**ASSIGNED TASK**
What lines in this listing contain the string "data"? Report each one by copying it.

------------------------------------------------------------------------

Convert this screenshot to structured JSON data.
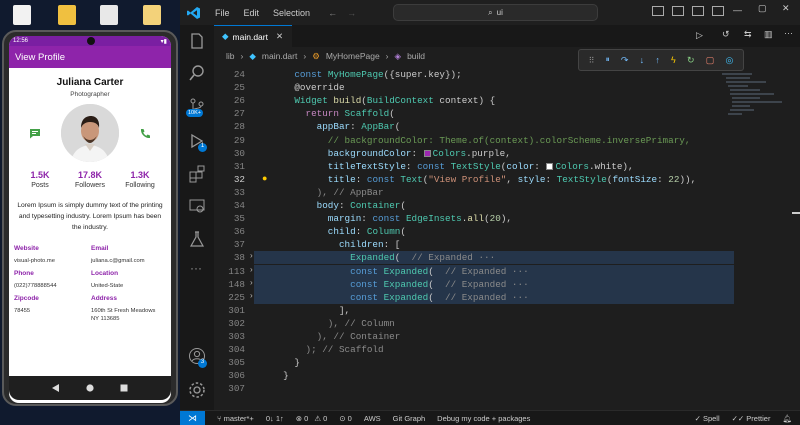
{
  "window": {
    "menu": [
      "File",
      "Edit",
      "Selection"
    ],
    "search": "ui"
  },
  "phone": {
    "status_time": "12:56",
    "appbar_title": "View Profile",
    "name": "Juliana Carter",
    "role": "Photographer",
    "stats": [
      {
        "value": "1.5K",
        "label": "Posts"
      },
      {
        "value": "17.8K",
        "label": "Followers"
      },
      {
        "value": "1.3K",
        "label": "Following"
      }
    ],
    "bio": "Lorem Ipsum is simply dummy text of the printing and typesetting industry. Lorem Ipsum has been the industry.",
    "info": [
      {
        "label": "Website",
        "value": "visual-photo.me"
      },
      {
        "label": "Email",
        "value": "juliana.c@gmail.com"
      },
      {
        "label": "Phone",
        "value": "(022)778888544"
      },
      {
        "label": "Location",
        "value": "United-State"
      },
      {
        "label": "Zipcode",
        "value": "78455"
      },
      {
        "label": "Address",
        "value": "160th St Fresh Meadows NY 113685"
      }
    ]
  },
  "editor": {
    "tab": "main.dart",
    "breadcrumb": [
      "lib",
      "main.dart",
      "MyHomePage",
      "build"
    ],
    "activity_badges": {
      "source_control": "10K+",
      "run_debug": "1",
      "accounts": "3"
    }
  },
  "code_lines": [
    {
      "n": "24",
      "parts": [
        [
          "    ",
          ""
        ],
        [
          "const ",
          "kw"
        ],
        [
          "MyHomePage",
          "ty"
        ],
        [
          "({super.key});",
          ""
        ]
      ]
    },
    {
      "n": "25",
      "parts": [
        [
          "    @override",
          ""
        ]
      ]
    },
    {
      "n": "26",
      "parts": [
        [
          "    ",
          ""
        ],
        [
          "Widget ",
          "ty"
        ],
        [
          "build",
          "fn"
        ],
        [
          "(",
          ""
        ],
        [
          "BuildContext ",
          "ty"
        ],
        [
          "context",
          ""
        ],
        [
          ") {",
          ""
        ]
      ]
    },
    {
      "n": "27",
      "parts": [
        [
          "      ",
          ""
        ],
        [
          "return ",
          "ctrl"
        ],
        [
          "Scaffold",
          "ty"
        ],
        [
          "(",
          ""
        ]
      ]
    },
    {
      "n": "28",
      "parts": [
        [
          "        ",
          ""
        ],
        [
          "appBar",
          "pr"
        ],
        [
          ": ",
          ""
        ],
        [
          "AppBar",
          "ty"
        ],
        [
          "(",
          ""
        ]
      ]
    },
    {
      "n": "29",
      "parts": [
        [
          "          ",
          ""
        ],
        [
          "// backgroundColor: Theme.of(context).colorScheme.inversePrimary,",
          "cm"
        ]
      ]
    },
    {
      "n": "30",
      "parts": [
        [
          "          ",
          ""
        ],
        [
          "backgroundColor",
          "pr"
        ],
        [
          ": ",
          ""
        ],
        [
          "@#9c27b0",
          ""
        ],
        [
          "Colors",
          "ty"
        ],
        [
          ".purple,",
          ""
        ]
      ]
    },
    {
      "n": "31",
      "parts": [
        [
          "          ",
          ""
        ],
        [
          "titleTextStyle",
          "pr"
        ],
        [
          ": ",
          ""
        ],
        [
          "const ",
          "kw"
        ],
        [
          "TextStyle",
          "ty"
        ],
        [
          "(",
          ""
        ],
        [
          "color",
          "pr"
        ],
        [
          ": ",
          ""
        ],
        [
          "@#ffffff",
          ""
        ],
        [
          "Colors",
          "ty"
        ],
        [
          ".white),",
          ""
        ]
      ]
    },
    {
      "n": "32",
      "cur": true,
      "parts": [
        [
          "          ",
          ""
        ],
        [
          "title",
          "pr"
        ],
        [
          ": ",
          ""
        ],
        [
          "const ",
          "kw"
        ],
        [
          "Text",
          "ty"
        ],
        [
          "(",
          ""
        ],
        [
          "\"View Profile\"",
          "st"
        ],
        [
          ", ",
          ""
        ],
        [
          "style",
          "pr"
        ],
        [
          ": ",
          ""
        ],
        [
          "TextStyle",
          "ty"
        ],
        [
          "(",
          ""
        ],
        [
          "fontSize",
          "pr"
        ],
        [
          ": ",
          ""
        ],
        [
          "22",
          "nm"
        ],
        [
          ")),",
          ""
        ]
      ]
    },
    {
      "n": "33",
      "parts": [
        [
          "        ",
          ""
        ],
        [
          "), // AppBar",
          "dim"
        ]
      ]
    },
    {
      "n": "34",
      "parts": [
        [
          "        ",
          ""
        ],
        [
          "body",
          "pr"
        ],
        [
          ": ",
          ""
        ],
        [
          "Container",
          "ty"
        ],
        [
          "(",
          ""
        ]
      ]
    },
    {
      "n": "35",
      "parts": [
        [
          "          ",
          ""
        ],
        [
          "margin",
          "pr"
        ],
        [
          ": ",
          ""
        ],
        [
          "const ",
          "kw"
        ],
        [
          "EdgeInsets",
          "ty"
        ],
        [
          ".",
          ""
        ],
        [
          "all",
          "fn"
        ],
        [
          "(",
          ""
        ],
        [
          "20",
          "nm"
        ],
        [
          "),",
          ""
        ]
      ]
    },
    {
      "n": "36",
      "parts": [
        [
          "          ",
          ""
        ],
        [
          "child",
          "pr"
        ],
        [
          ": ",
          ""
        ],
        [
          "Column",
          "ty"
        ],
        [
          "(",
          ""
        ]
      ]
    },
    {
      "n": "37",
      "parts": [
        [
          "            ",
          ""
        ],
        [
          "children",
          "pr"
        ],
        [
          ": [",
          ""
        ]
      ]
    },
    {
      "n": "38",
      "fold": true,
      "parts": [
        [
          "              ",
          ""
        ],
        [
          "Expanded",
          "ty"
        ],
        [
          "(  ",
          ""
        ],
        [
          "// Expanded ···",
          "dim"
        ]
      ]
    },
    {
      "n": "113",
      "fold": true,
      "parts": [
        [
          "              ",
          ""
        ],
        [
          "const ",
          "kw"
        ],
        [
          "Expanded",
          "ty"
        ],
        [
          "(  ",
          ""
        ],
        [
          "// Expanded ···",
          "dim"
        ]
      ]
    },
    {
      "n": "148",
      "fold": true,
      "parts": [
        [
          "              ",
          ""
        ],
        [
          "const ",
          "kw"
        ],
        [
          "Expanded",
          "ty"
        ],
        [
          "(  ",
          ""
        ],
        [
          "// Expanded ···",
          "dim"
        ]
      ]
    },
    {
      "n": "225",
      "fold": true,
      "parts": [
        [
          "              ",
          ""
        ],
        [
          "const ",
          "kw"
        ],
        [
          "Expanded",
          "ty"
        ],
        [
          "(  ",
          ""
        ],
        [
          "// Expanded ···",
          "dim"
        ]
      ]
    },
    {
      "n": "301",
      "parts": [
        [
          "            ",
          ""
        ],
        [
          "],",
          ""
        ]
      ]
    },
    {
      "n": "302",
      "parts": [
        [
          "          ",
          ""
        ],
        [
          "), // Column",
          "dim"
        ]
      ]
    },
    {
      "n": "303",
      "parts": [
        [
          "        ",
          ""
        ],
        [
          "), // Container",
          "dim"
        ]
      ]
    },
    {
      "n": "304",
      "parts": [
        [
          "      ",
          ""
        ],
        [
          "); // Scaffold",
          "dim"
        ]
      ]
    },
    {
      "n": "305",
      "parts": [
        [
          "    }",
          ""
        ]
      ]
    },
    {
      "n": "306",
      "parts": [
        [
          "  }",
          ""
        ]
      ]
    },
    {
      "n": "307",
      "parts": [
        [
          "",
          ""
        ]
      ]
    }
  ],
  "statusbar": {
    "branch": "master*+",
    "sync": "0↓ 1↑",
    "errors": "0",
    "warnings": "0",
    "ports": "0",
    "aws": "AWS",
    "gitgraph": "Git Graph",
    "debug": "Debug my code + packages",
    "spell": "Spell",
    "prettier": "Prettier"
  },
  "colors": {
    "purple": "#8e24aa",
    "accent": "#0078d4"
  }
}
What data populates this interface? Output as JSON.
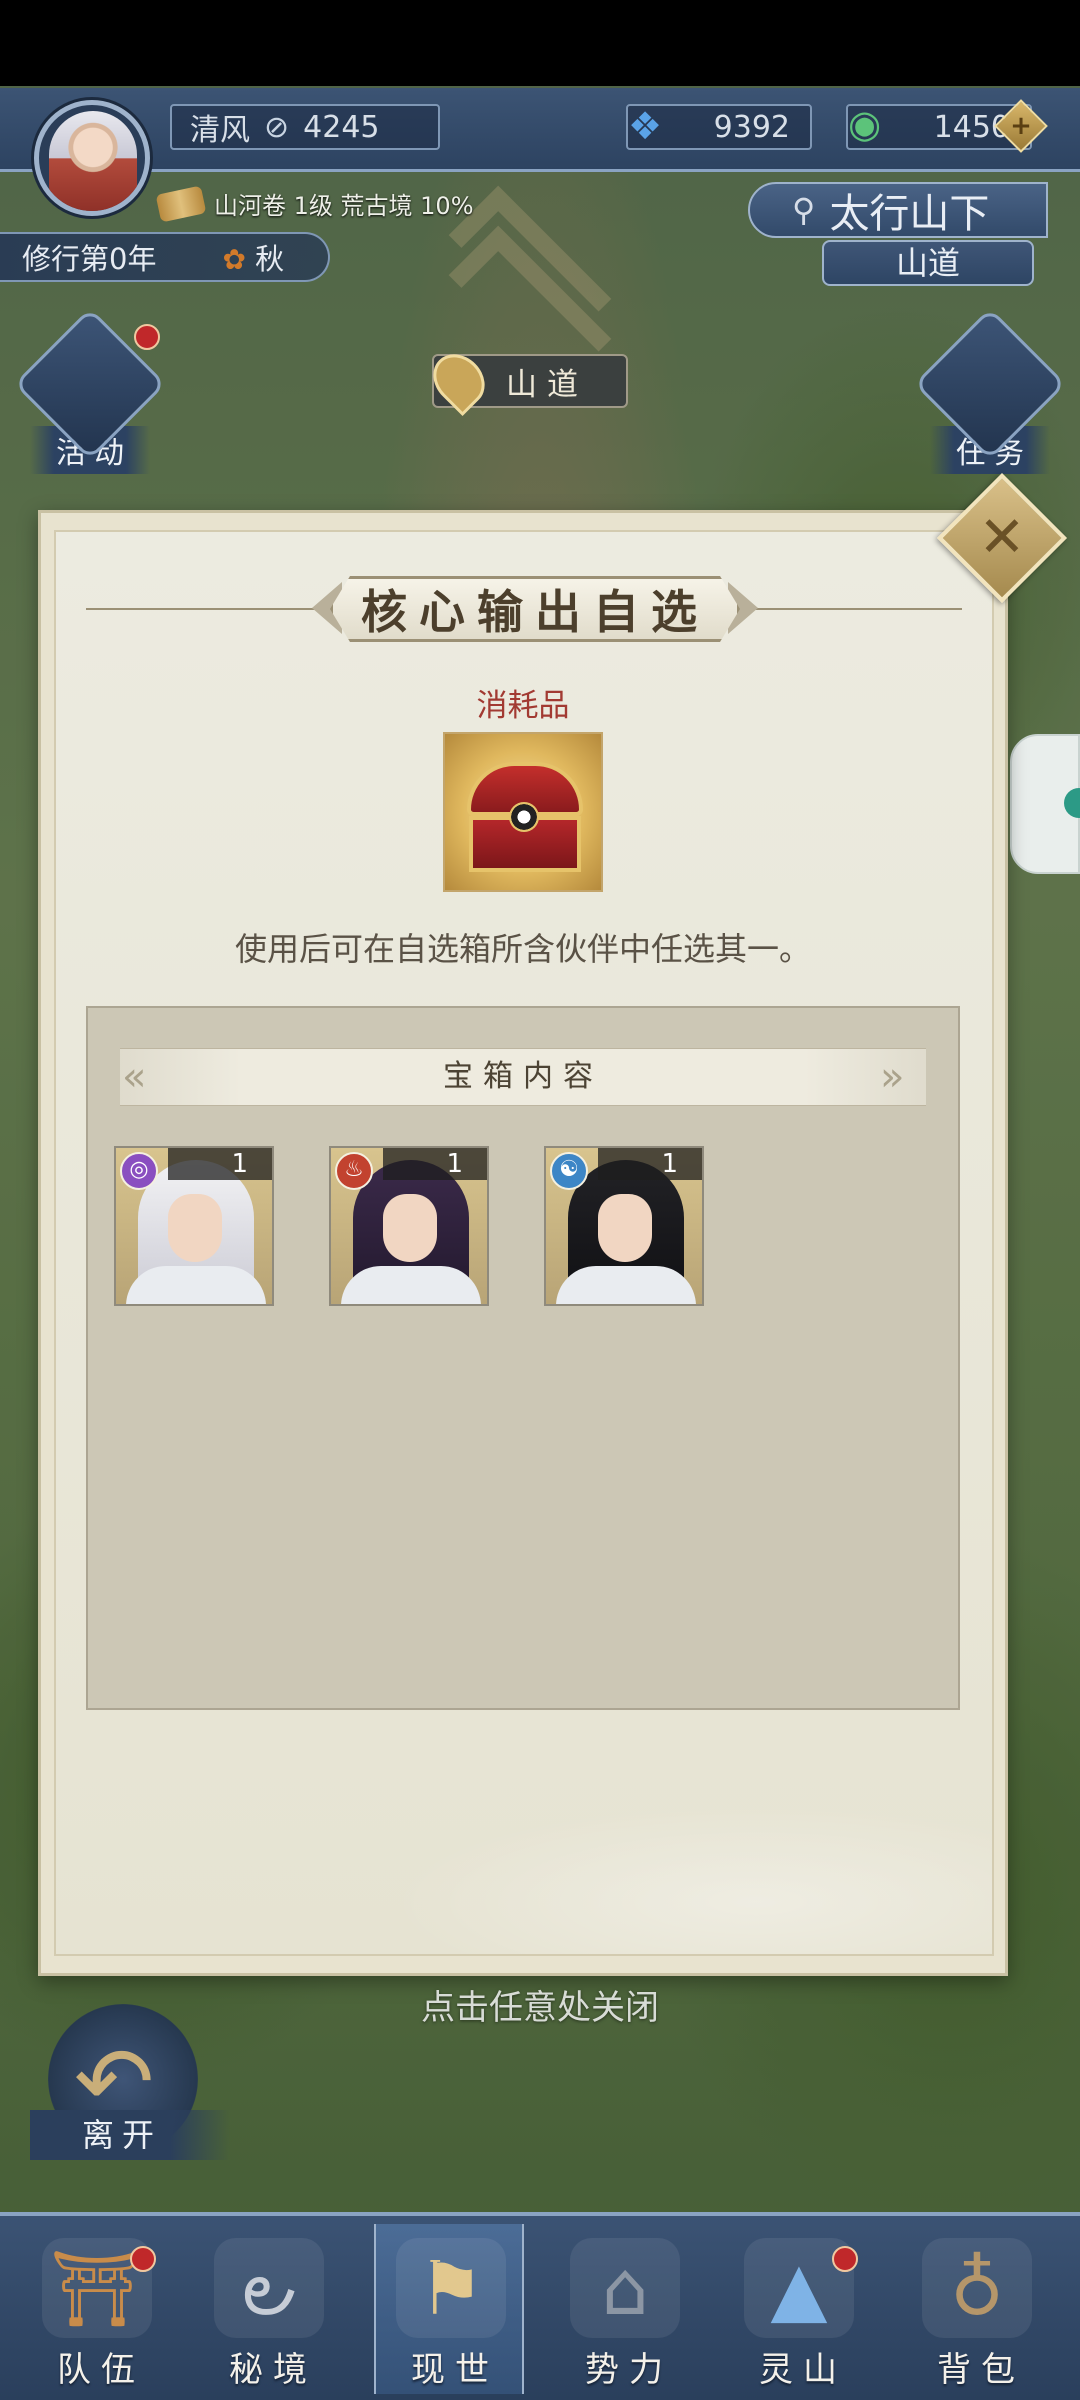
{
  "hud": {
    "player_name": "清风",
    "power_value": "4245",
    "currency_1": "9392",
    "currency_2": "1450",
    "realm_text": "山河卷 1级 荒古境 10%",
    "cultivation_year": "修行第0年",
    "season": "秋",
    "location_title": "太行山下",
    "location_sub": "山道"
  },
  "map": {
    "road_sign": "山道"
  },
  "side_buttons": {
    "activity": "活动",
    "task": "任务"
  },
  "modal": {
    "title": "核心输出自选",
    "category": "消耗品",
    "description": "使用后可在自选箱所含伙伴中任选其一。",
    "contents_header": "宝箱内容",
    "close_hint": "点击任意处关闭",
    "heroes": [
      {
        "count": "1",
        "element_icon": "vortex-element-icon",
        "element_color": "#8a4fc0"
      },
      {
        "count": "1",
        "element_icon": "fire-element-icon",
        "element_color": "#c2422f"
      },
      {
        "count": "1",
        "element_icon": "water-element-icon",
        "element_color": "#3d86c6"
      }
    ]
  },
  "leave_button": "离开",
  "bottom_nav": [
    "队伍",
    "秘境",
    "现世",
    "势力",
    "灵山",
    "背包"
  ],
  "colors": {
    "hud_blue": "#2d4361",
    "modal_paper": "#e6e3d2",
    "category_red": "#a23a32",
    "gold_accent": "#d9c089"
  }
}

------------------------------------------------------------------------

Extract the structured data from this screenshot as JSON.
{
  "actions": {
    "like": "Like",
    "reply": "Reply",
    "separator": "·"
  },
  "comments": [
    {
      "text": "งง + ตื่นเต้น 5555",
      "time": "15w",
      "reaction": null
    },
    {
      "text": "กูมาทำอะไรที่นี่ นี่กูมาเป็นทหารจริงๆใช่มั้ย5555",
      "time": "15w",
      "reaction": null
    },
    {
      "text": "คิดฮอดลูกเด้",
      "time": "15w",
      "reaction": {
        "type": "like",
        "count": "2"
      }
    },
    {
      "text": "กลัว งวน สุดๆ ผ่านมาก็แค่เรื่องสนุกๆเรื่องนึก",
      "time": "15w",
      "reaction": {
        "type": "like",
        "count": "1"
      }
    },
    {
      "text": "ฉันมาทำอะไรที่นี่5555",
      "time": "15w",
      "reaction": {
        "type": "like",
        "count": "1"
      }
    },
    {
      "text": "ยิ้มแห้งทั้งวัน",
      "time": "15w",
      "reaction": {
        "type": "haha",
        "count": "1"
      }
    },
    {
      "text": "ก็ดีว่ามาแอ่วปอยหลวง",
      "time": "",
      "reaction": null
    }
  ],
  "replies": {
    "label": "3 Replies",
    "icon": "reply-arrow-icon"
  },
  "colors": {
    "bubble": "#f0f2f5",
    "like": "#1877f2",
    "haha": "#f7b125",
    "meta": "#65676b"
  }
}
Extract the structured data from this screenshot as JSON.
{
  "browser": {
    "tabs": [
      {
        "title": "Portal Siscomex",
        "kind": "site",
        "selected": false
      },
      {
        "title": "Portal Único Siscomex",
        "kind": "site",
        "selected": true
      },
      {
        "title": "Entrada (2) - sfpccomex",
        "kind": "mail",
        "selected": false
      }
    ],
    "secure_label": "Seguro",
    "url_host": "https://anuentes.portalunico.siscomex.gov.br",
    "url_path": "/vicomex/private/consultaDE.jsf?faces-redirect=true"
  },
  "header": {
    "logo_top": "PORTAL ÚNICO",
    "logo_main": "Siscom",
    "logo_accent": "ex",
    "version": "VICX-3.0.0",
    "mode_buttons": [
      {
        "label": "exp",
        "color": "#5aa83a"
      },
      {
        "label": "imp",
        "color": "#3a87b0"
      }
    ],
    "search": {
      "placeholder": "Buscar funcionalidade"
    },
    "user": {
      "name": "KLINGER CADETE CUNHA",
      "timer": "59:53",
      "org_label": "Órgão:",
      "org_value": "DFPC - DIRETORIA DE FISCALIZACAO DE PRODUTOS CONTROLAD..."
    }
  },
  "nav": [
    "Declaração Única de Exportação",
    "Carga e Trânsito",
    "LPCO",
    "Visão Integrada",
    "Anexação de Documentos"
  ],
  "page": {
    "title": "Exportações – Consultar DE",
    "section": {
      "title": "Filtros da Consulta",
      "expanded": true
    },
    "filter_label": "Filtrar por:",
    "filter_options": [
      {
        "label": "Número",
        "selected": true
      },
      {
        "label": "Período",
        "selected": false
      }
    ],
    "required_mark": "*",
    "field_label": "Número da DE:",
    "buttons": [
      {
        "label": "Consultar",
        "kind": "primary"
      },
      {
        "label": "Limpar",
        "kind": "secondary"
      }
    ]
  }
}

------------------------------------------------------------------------

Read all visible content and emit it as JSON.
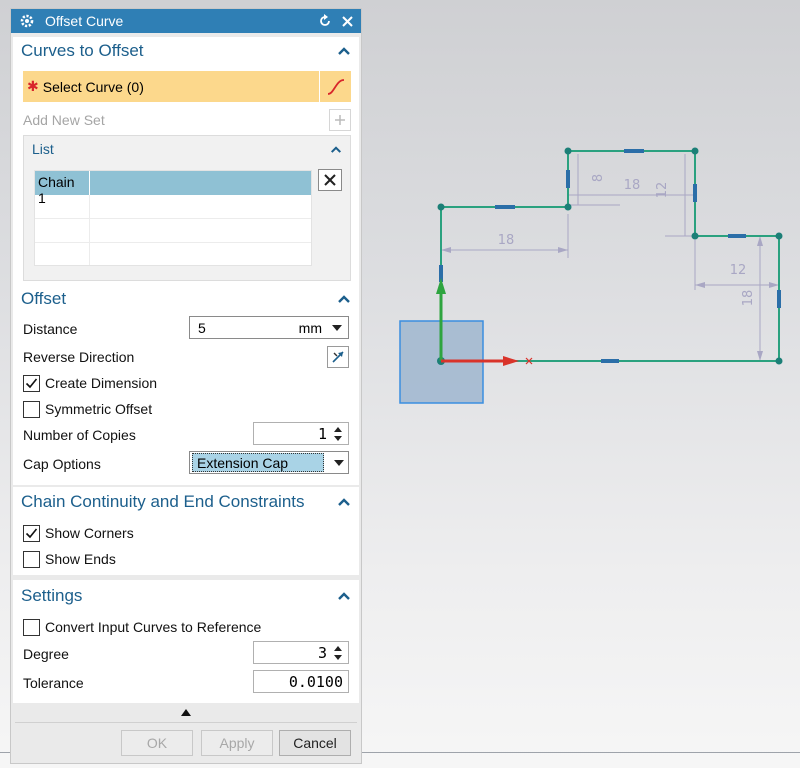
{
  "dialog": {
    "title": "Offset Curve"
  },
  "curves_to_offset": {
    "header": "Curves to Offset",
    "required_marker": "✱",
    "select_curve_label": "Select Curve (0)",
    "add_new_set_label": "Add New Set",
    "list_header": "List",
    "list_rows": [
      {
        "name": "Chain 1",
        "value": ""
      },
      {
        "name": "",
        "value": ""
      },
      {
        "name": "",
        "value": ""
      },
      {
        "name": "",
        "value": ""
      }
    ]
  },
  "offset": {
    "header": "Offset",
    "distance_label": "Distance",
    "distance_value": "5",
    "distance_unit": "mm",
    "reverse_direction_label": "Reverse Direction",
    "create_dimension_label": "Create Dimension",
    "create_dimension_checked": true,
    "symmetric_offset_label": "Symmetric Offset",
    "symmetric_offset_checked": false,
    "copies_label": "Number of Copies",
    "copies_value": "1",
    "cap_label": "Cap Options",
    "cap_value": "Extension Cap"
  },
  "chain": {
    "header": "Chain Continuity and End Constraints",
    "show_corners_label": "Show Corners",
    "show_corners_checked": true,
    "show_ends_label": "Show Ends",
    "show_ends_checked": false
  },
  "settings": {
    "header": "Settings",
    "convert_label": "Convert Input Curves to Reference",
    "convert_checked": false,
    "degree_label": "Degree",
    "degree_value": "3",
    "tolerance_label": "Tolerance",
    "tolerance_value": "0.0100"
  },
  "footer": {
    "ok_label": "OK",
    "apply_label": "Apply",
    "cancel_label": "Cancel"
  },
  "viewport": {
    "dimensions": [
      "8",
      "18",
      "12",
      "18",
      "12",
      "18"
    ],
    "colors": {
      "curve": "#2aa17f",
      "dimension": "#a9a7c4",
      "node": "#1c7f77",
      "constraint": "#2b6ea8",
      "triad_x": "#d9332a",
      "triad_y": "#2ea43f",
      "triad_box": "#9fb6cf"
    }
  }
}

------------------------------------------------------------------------

**ANSWER TO THIS TASK**
Convert this screenshot to structured JSON data.
What data populates this interface? Output as JSON.
Extract the structured data from this screenshot as JSON.
Extract the structured data from this screenshot as JSON.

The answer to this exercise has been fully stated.